The biggest derby in Scottish football next season is not going to be between the Old Firm, Celtic and Rangers are still a league apart. It’s probably not going to be the Edinburgh derby either, with Hearts’ relegation to the Championship and the unlikely prospect of Hibs joining them. Unless Dundee are promoted to the Premiership, or Ross County fall foul of the relegation play-off, it will be the Highland Derby between County and Inverness Caledonian Thistle. This rivalry has come a long way from its roots in the old Highland League and has much more significance to it than the mainstream media and football fans of the South recognise.
The “Cold Firm” derby between ICT and Ross County began only twenty years ago, when the Inverness team were formed by a merger of two of the city’s football clubs: Caledonian and Inverness Thistle. Those two teams had themselves been rivals in the Highland League, but were amalgamated under the guidance of the Highland Council who were looking to gain a representative for the Highlands in the Scottish Football League for the first time as two new places became available because of league reconstruction. This new team, Inverness Caledonian Thistle, were elected, but so too were a team familiar to them as former Highland League adversaries from only 13 miles away: Ross County.

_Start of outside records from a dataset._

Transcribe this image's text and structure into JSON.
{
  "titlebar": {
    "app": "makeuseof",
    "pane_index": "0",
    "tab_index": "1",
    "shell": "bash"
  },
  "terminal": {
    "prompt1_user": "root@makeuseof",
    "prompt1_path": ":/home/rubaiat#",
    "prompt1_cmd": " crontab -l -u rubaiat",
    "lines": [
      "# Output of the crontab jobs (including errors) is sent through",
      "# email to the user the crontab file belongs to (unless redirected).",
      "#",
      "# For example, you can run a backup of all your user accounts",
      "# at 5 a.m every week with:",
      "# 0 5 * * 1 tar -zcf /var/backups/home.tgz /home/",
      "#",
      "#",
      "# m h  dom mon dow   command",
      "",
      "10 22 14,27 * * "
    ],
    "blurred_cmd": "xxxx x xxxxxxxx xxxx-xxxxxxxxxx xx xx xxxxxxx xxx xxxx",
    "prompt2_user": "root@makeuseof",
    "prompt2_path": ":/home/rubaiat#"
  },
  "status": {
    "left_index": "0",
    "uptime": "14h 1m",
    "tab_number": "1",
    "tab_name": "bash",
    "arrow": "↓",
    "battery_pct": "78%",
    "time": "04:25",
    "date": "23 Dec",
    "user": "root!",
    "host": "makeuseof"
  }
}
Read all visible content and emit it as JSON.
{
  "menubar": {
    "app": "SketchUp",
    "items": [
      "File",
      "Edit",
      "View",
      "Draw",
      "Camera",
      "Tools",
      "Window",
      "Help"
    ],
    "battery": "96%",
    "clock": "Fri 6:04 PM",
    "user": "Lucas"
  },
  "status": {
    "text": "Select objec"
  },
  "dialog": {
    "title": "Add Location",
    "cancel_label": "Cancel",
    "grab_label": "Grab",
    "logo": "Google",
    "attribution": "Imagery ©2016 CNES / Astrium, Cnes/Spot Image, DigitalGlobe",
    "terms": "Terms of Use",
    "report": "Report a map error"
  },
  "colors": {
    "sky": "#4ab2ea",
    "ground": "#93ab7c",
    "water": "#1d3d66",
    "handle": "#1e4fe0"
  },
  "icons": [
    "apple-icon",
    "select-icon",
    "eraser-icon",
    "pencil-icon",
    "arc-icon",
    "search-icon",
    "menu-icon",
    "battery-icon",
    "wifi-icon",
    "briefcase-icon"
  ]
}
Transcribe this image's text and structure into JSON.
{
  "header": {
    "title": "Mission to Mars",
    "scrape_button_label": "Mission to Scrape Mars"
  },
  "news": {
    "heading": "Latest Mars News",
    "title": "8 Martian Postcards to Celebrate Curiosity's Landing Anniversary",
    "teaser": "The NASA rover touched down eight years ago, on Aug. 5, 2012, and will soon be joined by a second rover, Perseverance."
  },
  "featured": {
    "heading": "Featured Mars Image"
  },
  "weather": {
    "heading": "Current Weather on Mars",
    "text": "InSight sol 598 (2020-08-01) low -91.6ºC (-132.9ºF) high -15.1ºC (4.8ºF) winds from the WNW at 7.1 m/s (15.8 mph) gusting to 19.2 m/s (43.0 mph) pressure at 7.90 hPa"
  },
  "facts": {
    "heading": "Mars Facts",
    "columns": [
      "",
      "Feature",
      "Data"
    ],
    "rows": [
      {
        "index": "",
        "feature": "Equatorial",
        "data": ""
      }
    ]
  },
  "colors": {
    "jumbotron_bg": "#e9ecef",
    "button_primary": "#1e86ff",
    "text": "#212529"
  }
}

The Highland League rivalry between Caledonian and Thistle might well have been stronger than that of Ross County’s with their chosen adversary Caledonian. The old County / Caley derby came and went in fits and bursts, generally only when both sides were fighting at the precipice of the Highland League such as in the late 60s, early 70s and in the 90s. The Inverness teams though were undoubtedly up against each other, fighting for supremacy of the city alongside the occasional challenge from Clachnacuddin. Despite their rivalry though, the boards of both clubs decided that they should answer the Council’s call and join forces to bring senior league football to the Highland capital. The merger between the two teams was a decision that many supporters of both Caledonian and Thistle decried and couldn’t believe. Thistle fans felt particularly hard done by; losing their traditional home ground in the process. They were now sharing their team with the enemy. This paved the way for many disenfranchised Invernesians to look across the Kessock Bridge for a football team to support that wouldn’t treat them this way. Many of Ross County’s current supporters now hail from Inverness and it was claimed that in their first season in the SPL that there were more Ross County season ticket holders from Inverness than ICT had. Whether this claim was true or not has never been substantiated, but the rumour certainly would appear to have some basis in fact. The bitterness of the Inverness club’s formation is still a bone of contention between fans today.
As both Highland sides entered the Third Division their derby was formed from the old one between Caledonian and Ross County with the added spice of Invernesian fans opposing their old teams’ new form. Crowds for even the first Highland Derbies were exceedingly good for the Third Division, with both clubs’ average attendances of between 500 and 1500 being at least doubled if not more when the derby came around. There was an atmosphere about the games that proved that the rivalry between the teams wasn’t just conjured up because the teams needed one but that it was genuine. Although games between the two teams didn’t necessarily flaunt the finest technical ability that Scottish football had to offer – they were generally interesting affairs.
These features of the Highland Derby still ring true today as both clubs face each other in Scottish football’s highest echelon. Matches between the two sides still attract some of the highest attendances for both clubs of the season. The fixture is now regularly picked up by broadcaster BT Sport to be televised nationally and has a habit of being a high-scoring affair for the cameras, at least when the floodlights stay on.